When you reproduce the entries below, keep each one exact and drop any pictures.

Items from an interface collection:
------------------------------------------------------------------------

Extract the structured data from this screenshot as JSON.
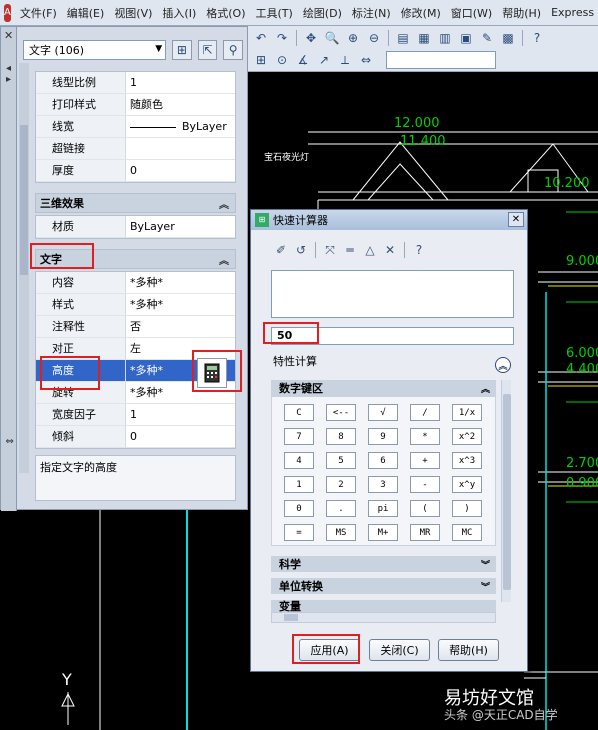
{
  "menu": {
    "items": [
      "文件(F)",
      "编辑(E)",
      "视图(V)",
      "插入(I)",
      "格式(O)",
      "工具(T)",
      "绘图(D)",
      "标注(N)",
      "修改(M)",
      "窗口(W)",
      "帮助(H)",
      "Express"
    ]
  },
  "palette": {
    "selection": "文字 (106)",
    "rows_general": [
      {
        "name": "线型比例",
        "value": "1"
      },
      {
        "name": "打印样式",
        "value": "随颜色"
      },
      {
        "name": "线宽",
        "value": "ByLayer"
      },
      {
        "name": "超链接",
        "value": ""
      },
      {
        "name": "厚度",
        "value": "0"
      }
    ],
    "section_3d": "三维效果",
    "rows_3d": [
      {
        "name": "材质",
        "value": "ByLayer"
      }
    ],
    "section_text": "文字",
    "rows_text": [
      {
        "name": "内容",
        "value": "*多种*"
      },
      {
        "name": "样式",
        "value": "*多种*"
      },
      {
        "name": "注释性",
        "value": "否"
      },
      {
        "name": "对正",
        "value": "左"
      },
      {
        "name": "高度",
        "value": "*多种*"
      },
      {
        "name": "旋转",
        "value": "*多种*"
      },
      {
        "name": "宽度因子",
        "value": "1"
      },
      {
        "name": "倾斜",
        "value": "0"
      }
    ],
    "description": "指定文字的高度"
  },
  "calculator": {
    "title": "快速计算器",
    "input_value": "50",
    "property_calc_label": "特性计算",
    "numpad_title": "数字键区",
    "keys": [
      [
        "C",
        "<--",
        "√",
        "/",
        "1/x"
      ],
      [
        "7",
        "8",
        "9",
        "*",
        "x^2"
      ],
      [
        "4",
        "5",
        "6",
        "+",
        "x^3"
      ],
      [
        "1",
        "2",
        "3",
        "-",
        "x^y"
      ],
      [
        "0",
        ".",
        "pi",
        "(",
        ")"
      ],
      [
        "=",
        "MS",
        "M+",
        "MR",
        "MC"
      ]
    ],
    "sections": [
      "科学",
      "单位转换",
      "变量"
    ],
    "buttons": {
      "apply": "应用(A)",
      "close": "关闭(C)",
      "help": "帮助(H)"
    }
  },
  "drawing": {
    "dimensions": [
      "12.000",
      "11.400",
      "10.200",
      "9.000",
      "6.000",
      "4.400",
      "2.700",
      "0.900"
    ],
    "note": "宝石夜光灯",
    "axis_y": "Y"
  },
  "watermark": {
    "main": "易坊好文馆",
    "sub": "头条 @天正CAD自学"
  },
  "colors": {
    "selection": "#3166c8",
    "highlight_red": "#e02020",
    "cad_white": "#ffffff",
    "cad_yellow": "#e8e800",
    "cad_cyan": "#00e0e0",
    "cad_green": "#00d000"
  }
}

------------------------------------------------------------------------

> **TASK RESULT**
Extract the structured data from this screenshot as JSON.
{
  "menu": {
    "items": [
      "文件(F)",
      "编辑(E)",
      "视图(V)",
      "插入(I)",
      "格式(O)",
      "工具(T)",
      "绘图(D)",
      "标注(N)",
      "修改(M)",
      "窗口(W)",
      "帮助(H)",
      "Express"
    ]
  },
  "palette": {
    "selection": "文字 (106)",
    "rows_general": [
      {
        "name": "线型比例",
        "value": "1"
      },
      {
        "name": "打印样式",
        "value": "随颜色"
      },
      {
        "name": "线宽",
        "value": "ByLayer"
      },
      {
        "name": "超链接",
        "value": ""
      },
      {
        "name": "厚度",
        "value": "0"
      }
    ],
    "section_3d": "三维效果",
    "rows_3d": [
      {
        "name": "材质",
        "value": "ByLayer"
      }
    ],
    "section_text": "文字",
    "rows_text": [
      {
        "name": "内容",
        "value": "*多种*"
      },
      {
        "name": "样式",
        "value": "*多种*"
      },
      {
        "name": "注释性",
        "value": "否"
      },
      {
        "name": "对正",
        "value": "左"
      },
      {
        "name": "高度",
        "value": "*多种*"
      },
      {
        "name": "旋转",
        "value": "*多种*"
      },
      {
        "name": "宽度因子",
        "value": "1"
      },
      {
        "name": "倾斜",
        "value": "0"
      }
    ],
    "description": "指定文字的高度"
  },
  "calculator": {
    "title": "快速计算器",
    "input_value": "50",
    "property_calc_label": "特性计算",
    "numpad_title": "数字键区",
    "keys": [
      [
        "C",
        "<--",
        "√",
        "/",
        "1/x"
      ],
      [
        "7",
        "8",
        "9",
        "*",
        "x^2"
      ],
      [
        "4",
        "5",
        "6",
        "+",
        "x^3"
      ],
      [
        "1",
        "2",
        "3",
        "-",
        "x^y"
      ],
      [
        "0",
        ".",
        "pi",
        "(",
        ")"
      ],
      [
        "=",
        "MS",
        "M+",
        "MR",
        "MC"
      ]
    ],
    "sections": [
      "科学",
      "单位转换",
      "变量"
    ],
    "buttons": {
      "apply": "应用(A)",
      "close": "关闭(C)",
      "help": "帮助(H)"
    }
  },
  "drawing": {
    "dimensions": [
      "12.000",
      "11.400",
      "10.200",
      "9.000",
      "6.000",
      "4.400",
      "2.700",
      "0.900"
    ],
    "note": "宝石夜光灯",
    "axis_y": "Y"
  },
  "watermark": {
    "main": "易坊好文馆",
    "sub": "头条 @天正CAD自学"
  },
  "colors": {
    "selection": "#3166c8",
    "highlight_red": "#e02020",
    "cad_white": "#ffffff",
    "cad_yellow": "#e8e800",
    "cad_cyan": "#00e0e0",
    "cad_green": "#00d000"
  }
}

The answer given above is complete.